My teaching partner assigned 20,000 Leagues Under the Sea to some of his kids to read. I don’t know what those kids did to deserve such a punishment; all I could do was watch in horror as they struggled through some of Industrial France’s crappiest literature. (My hatred for this book runs deep. Read the review here.)
I’ve asked a few of the kids what they thought about it so far, reserving my own opinion in the vain hope that they would gain something enjoyable from Jules Verne’s meandering, salty crap-fest. But their assessment has so far been the same as mine.
“So what are you reading right now?” one of the kids asked me, after we had commiserated on the lack of plot.
My answer – as all of my answers are – was long and rambling:
A History of Asia, by Rhoads Murphey. I was supposed to read this book about eight years ago (when I was still an undergrad), and like much of what I studied in university, the value of it did not strike me until long after the course was finished. It covers all of East, Southeast and Monsoon Asia in general terms. It can be a bit irreverent, and Rhoads sometimes makes offhand judgments about the value of a particular religious sect, but in its brevity it is also a stark reminder of how little the Western world knows about even fundamental Asian history. I feel like a cultural imperialist every time I pick it up.
The Perfect Book for Dad, by Paul Barker. I obviously have a soft spot for books about fatherhood these days, but even steeling myself for this swell of proud fatherhood that rises up in me, I was not emotionally prepared to get this book from my own father with the inscription, “From one Dad to another Dad.” It is goofy, silly, and an exercise in graphic design, but it is also true to the spirit of “Dad.”
Harry Potter and the Half Blood Prince, by J. K. Rowling. There is nothing more for me to add to the Harry Potter discourse that hasn’t already been said. It is brilliant, it is gripping, and it is the definitive model for young adult fiction.

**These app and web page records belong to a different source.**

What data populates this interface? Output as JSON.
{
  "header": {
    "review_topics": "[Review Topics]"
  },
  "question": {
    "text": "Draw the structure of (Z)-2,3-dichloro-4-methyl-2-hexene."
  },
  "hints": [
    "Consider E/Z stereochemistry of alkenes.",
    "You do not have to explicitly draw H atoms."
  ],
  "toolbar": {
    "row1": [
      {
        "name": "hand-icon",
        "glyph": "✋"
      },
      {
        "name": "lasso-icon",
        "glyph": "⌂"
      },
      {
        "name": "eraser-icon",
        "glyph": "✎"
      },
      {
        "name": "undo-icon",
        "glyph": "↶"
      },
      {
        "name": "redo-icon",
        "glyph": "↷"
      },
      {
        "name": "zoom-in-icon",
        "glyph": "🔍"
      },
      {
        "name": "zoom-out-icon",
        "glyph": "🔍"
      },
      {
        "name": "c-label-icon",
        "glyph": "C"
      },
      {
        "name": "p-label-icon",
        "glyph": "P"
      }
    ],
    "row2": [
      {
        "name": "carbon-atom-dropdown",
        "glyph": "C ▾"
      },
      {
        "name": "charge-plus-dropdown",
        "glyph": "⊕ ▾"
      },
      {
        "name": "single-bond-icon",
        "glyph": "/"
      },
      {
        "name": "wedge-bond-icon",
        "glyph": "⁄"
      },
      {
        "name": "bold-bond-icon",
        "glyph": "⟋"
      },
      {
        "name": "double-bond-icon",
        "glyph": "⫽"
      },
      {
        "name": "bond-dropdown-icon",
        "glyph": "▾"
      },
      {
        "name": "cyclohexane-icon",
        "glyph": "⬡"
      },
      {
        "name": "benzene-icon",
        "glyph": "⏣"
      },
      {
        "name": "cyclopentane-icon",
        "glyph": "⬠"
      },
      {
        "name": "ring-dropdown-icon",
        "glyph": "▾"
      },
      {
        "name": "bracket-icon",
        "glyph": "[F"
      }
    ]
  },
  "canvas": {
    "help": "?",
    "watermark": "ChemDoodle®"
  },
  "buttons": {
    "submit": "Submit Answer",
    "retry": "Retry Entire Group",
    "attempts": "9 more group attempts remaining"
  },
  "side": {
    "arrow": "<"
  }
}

Weapon: A Visual History of Arms and Armor, Paula Regan, ed. Dorling Kindersley is the greatest publisher in the history of the world. They make those Eyewitness books that I used to marvel over for hours when I was a kid (and still do to this day). They fill their books with thousands of bite-sized chunks of information, brilliantly clear photographs, and thoughtful layouts that encourage people to walk away from their books smarter for having read them. Weapon is a shining example of how to use pictures to tell stories in a way that text never could.
The Sandman: Preludes and Nocturnes and The Doll’s House, by Neil Gaiman. Neil Gaiman is a genius, and from what I have read, he was first universally recognized as such because of this comic series. I have read many of his novels and short stories, but this is my first foray into his graphic novels. They are dark, heavy, rich, and complex, like a good cup of coffee, or a fat chocolate bunny filled with raspberries and gold (best simile ever). I can’t wait to get the next volume in the series.
Be Ready When the Sh*t Goes Down, by Forrest Griffin and Erich Kraus. In every interview I have seen with former UFC Light-Heavyweight Champion Forrest Griffin, the man has been self-deprecating to a fault; it’s like he doesn’t remember that he once held the belt and has beaten three current or former champions in his division. He is also naturally hilarious, off-colour, and paranoid. There really is no way that I couldn’t enjoy his book about post-apocalyptic survival. The great surprise is that this book is actually quite smart, in a crude, sexually explicit, fart-and-snot-filled way. It will offend 90% of the people that read it and inspire the remainder. As such, it is genius.
So what are you reading?